*Problem:*
One exact copy of the listing is needed. It should contain no pictures.

*Supplied data:*
________________

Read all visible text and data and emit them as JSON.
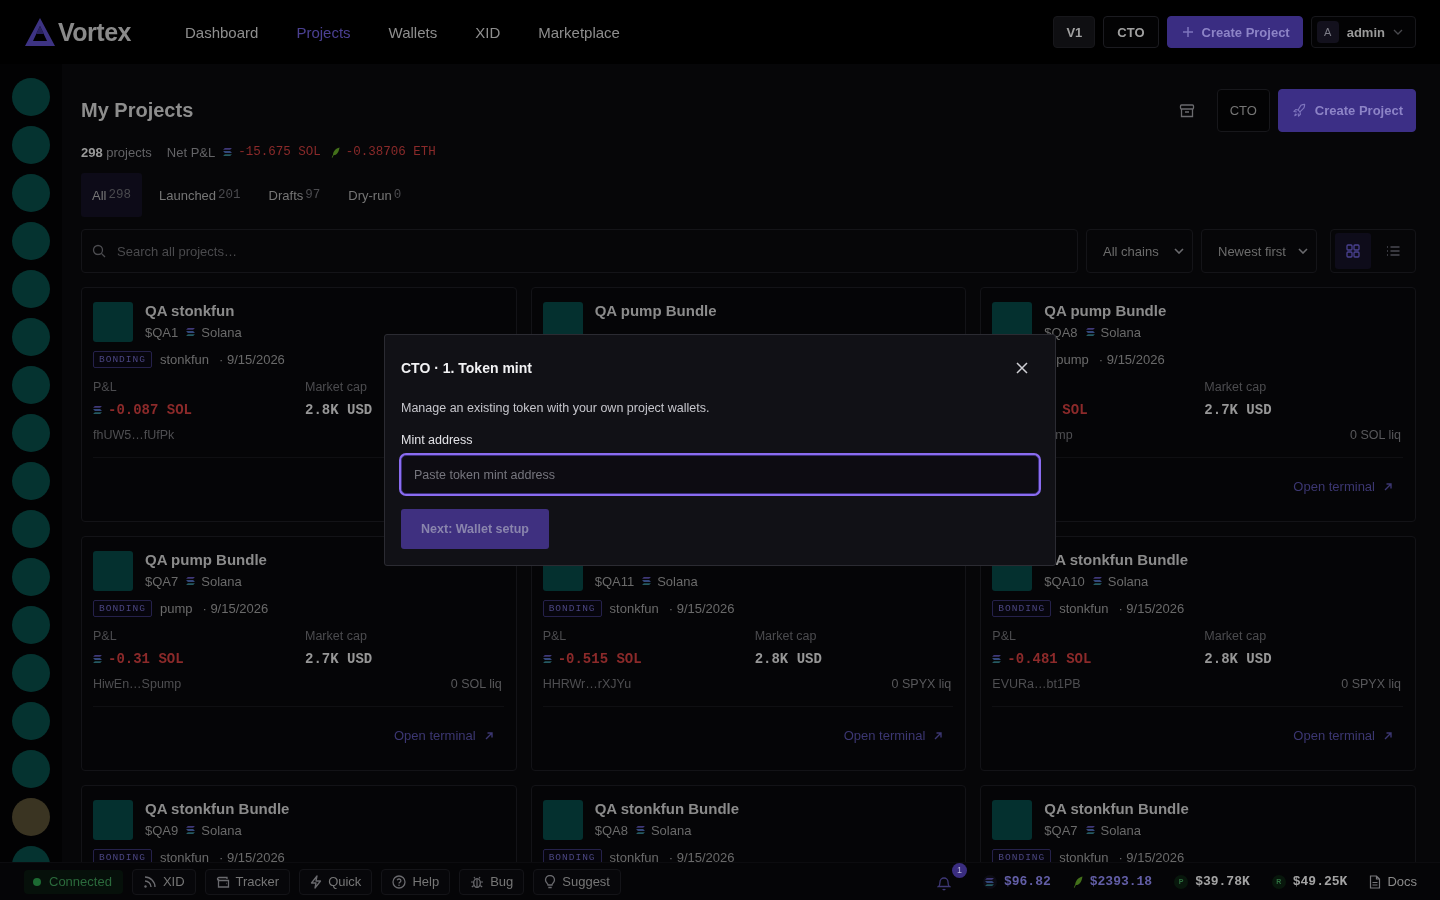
{
  "nav": {
    "logo": "Vortex",
    "items": [
      {
        "label": "Dashboard",
        "selected": false
      },
      {
        "label": "Projects",
        "selected": true
      },
      {
        "label": "Wallets",
        "selected": false
      },
      {
        "label": "XID",
        "selected": false
      },
      {
        "label": "Marketplace",
        "selected": false
      }
    ],
    "version_button": "V1",
    "cto_button": "CTO",
    "create_button": "Create Project",
    "user": {
      "initial": "A",
      "name": "admin"
    }
  },
  "sidebar": {
    "items": [
      {
        "kind": "project"
      },
      {
        "kind": "project"
      },
      {
        "kind": "project"
      },
      {
        "kind": "project"
      },
      {
        "kind": "project"
      },
      {
        "kind": "project"
      },
      {
        "kind": "project"
      },
      {
        "kind": "project"
      },
      {
        "kind": "project"
      },
      {
        "kind": "project"
      },
      {
        "kind": "project"
      },
      {
        "kind": "project"
      },
      {
        "kind": "project"
      },
      {
        "kind": "project"
      },
      {
        "kind": "project"
      },
      {
        "kind": "photo"
      },
      {
        "kind": "project"
      }
    ]
  },
  "header": {
    "title": "My Projects",
    "cto_button": "CTO",
    "create_button": "Create Project"
  },
  "summary": {
    "count": "**298** projects",
    "net_label": "Net P&L",
    "values": [
      "-15.675 SOL",
      "-0.38706 ETH"
    ]
  },
  "tabs": [
    {
      "label": "All",
      "count": "298",
      "selected": true
    },
    {
      "label": "Launched",
      "count": "201",
      "selected": false
    },
    {
      "label": "Drafts",
      "count": "97",
      "selected": false
    },
    {
      "label": "Dry-run",
      "count": "0",
      "selected": false
    }
  ],
  "filters": {
    "search_placeholder": "Search all projects…",
    "chain": "All chains",
    "sort": "Newest first",
    "views": [
      {
        "selected": true
      },
      {
        "selected": false
      }
    ]
  },
  "cards": [
    {
      "title": "QA stonkfun",
      "ticker": "$QA1",
      "chain": "Solana",
      "status": "BONDING",
      "platform": "stonkfun",
      "date": "· 9/15/2026",
      "pnl_label": "P&L",
      "pnl": "-0.087 SOL",
      "cap_label": "Market cap",
      "cap": "2.8K USD",
      "address": "fhUW5…fUfPk"
    },
    {
      "title": "QA pump Bundle"
    },
    {
      "title": "QA pump Bundle",
      "ticker": "$QA8",
      "chain": "Solana",
      "platform": "pump",
      "date": "· 9/15/2026",
      "pnl": "SOL",
      "cap_label": "Market cap",
      "cap": "2.7K USD",
      "address": "mp",
      "liquidity": "0 SOL liq",
      "link": "Open terminal"
    },
    {
      "title": "QA pump Bundle",
      "ticker": "$QA7",
      "chain": "Solana",
      "status": "BONDING",
      "platform": "pump",
      "date": "· 9/15/2026",
      "pnl_label": "P&L",
      "pnl": "-0.31 SOL",
      "cap_label": "Market cap",
      "cap": "2.7K USD",
      "address": "HiwEn…Spump",
      "liquidity": "0 SOL liq",
      "link": "Open terminal"
    },
    {
      "ticker": "$QA11",
      "chain": "Solana",
      "status": "BONDING",
      "platform": "stonkfun",
      "date": "· 9/15/2026",
      "pnl_label": "P&L",
      "pnl": "-0.515 SOL",
      "cap_label": "Market cap",
      "cap": "2.8K USD",
      "address": "HHRWr…rXJYu",
      "liquidity": "0 SPYX liq",
      "link": "Open terminal"
    },
    {
      "title": "A stonkfun Bundle",
      "ticker": "$QA10",
      "chain": "Solana",
      "status": "BONDING",
      "platform": "stonkfun",
      "date": "· 9/15/2026",
      "pnl_label": "P&L",
      "pnl": "-0.481 SOL",
      "cap_label": "Market cap",
      "cap": "2.8K USD",
      "address": "EVURa…bt1PB",
      "liquidity": "0 SPYX liq",
      "link": "Open terminal"
    },
    {
      "title": "QA stonkfun Bundle",
      "ticker": "$QA9",
      "chain": "Solana",
      "status": "BONDING",
      "platform": "stonkfun",
      "date": "· 9/15/2026"
    },
    {
      "title": "QA stonkfun Bundle",
      "ticker": "$QA8",
      "chain": "Solana",
      "status": "BONDING",
      "platform": "stonkfun",
      "date": "· 9/15/2026"
    },
    {
      "title": "QA stonkfun Bundle",
      "ticker": "$QA7",
      "chain": "Solana",
      "status": "BONDING",
      "platform": "stonkfun",
      "date": "· 9/15/2026"
    }
  ],
  "dialog": {
    "title": "CTO · 1. Token mint",
    "description": "Manage an existing token with your own project wallets.",
    "field_label": "Mint address",
    "placeholder": "Paste token mint address",
    "focused": true,
    "button": "Next: Wallet setup",
    "button_disabled": true
  },
  "footer": {
    "status": {
      "label": "Connected",
      "connected": true
    },
    "tools": [
      {
        "label": "XID"
      },
      {
        "label": "Tracker"
      },
      {
        "label": "Quick"
      },
      {
        "label": "Help"
      },
      {
        "label": "Bug"
      },
      {
        "label": "Suggest"
      }
    ],
    "notifications": "1",
    "prices": [
      {
        "value": "$96.82",
        "color": "#625ea6"
      },
      {
        "value": "$2393.18",
        "color": "#625ea6"
      },
      {
        "symbol": "P",
        "value": "$39.78K",
        "color": "#a3a3a3"
      },
      {
        "symbol": "R",
        "value": "$49.25K",
        "color": "#a3a3a3"
      }
    ],
    "docs": "Docs"
  }
}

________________

*Solution:*
Read all visible text and data and emit them as JSON.
{
  "nav": {
    "logo": "Vortex",
    "items": [
      {
        "label": "Dashboard",
        "selected": false
      },
      {
        "label": "Projects",
        "selected": true
      },
      {
        "label": "Wallets",
        "selected": false
      },
      {
        "label": "XID",
        "selected": false
      },
      {
        "label": "Marketplace",
        "selected": false
      }
    ],
    "version_button": "V1",
    "cto_button": "CTO",
    "create_button": "Create Project",
    "user": {
      "initial": "A",
      "name": "admin"
    }
  },
  "sidebar": {
    "items": [
      {
        "kind": "project"
      },
      {
        "kind": "project"
      },
      {
        "kind": "project"
      },
      {
        "kind": "project"
      },
      {
        "kind": "project"
      },
      {
        "kind": "project"
      },
      {
        "kind": "project"
      },
      {
        "kind": "project"
      },
      {
        "kind": "project"
      },
      {
        "kind": "project"
      },
      {
        "kind": "project"
      },
      {
        "kind": "project"
      },
      {
        "kind": "project"
      },
      {
        "kind": "project"
      },
      {
        "kind": "project"
      },
      {
        "kind": "photo"
      },
      {
        "kind": "project"
      }
    ]
  },
  "header": {
    "title": "My Projects",
    "cto_button": "CTO",
    "create_button": "Create Project"
  },
  "summary": {
    "count": "**298** projects",
    "net_label": "Net P&L",
    "values": [
      "-15.675 SOL",
      "-0.38706 ETH"
    ]
  },
  "tabs": [
    {
      "label": "All",
      "count": "298",
      "selected": true
    },
    {
      "label": "Launched",
      "count": "201",
      "selected": false
    },
    {
      "label": "Drafts",
      "count": "97",
      "selected": false
    },
    {
      "label": "Dry-run",
      "count": "0",
      "selected": false
    }
  ],
  "filters": {
    "search_placeholder": "Search all projects…",
    "chain": "All chains",
    "sort": "Newest first",
    "views": [
      {
        "selected": true
      },
      {
        "selected": false
      }
    ]
  },
  "cards": [
    {
      "title": "QA stonkfun",
      "ticker": "$QA1",
      "chain": "Solana",
      "status": "BONDING",
      "platform": "stonkfun",
      "date": "· 9/15/2026",
      "pnl_label": "P&L",
      "pnl": "-0.087 SOL",
      "cap_label": "Market cap",
      "cap": "2.8K USD",
      "address": "fhUW5…fUfPk"
    },
    {
      "title": "QA pump Bundle"
    },
    {
      "title": "QA pump Bundle",
      "ticker": "$QA8",
      "chain": "Solana",
      "platform": "pump",
      "date": "· 9/15/2026",
      "pnl": "SOL",
      "cap_label": "Market cap",
      "cap": "2.7K USD",
      "address": "mp",
      "liquidity": "0 SOL liq",
      "link": "Open terminal"
    },
    {
      "title": "QA pump Bundle",
      "ticker": "$QA7",
      "chain": "Solana",
      "status": "BONDING",
      "platform": "pump",
      "date": "· 9/15/2026",
      "pnl_label": "P&L",
      "pnl": "-0.31 SOL",
      "cap_label": "Market cap",
      "cap": "2.7K USD",
      "address": "HiwEn…Spump",
      "liquidity": "0 SOL liq",
      "link": "Open terminal"
    },
    {
      "ticker": "$QA11",
      "chain": "Solana",
      "status": "BONDING",
      "platform": "stonkfun",
      "date": "· 9/15/2026",
      "pnl_label": "P&L",
      "pnl": "-0.515 SOL",
      "cap_label": "Market cap",
      "cap": "2.8K USD",
      "address": "HHRWr…rXJYu",
      "liquidity": "0 SPYX liq",
      "link": "Open terminal"
    },
    {
      "title": "A stonkfun Bundle",
      "ticker": "$QA10",
      "chain": "Solana",
      "status": "BONDING",
      "platform": "stonkfun",
      "date": "· 9/15/2026",
      "pnl_label": "P&L",
      "pnl": "-0.481 SOL",
      "cap_label": "Market cap",
      "cap": "2.8K USD",
      "address": "EVURa…bt1PB",
      "liquidity": "0 SPYX liq",
      "link": "Open terminal"
    },
    {
      "title": "QA stonkfun Bundle",
      "ticker": "$QA9",
      "chain": "Solana",
      "status": "BONDING",
      "platform": "stonkfun",
      "date": "· 9/15/2026"
    },
    {
      "title": "QA stonkfun Bundle",
      "ticker": "$QA8",
      "chain": "Solana",
      "status": "BONDING",
      "platform": "stonkfun",
      "date": "· 9/15/2026"
    },
    {
      "title": "QA stonkfun Bundle",
      "ticker": "$QA7",
      "chain": "Solana",
      "status": "BONDING",
      "platform": "stonkfun",
      "date": "· 9/15/2026"
    }
  ],
  "dialog": {
    "title": "CTO · 1. Token mint",
    "description": "Manage an existing token with your own project wallets.",
    "field_label": "Mint address",
    "placeholder": "Paste token mint address",
    "focused": true,
    "button": "Next: Wallet setup",
    "button_disabled": true
  },
  "footer": {
    "status": {
      "label": "Connected",
      "connected": true
    },
    "tools": [
      {
        "label": "XID"
      },
      {
        "label": "Tracker"
      },
      {
        "label": "Quick"
      },
      {
        "label": "Help"
      },
      {
        "label": "Bug"
      },
      {
        "label": "Suggest"
      }
    ],
    "notifications": "1",
    "prices": [
      {
        "value": "$96.82",
        "color": "#625ea6"
      },
      {
        "value": "$2393.18",
        "color": "#625ea6"
      },
      {
        "symbol": "P",
        "value": "$39.78K",
        "color": "#a3a3a3"
      },
      {
        "symbol": "R",
        "value": "$49.25K",
        "color": "#a3a3a3"
      }
    ],
    "docs": "Docs"
  }
}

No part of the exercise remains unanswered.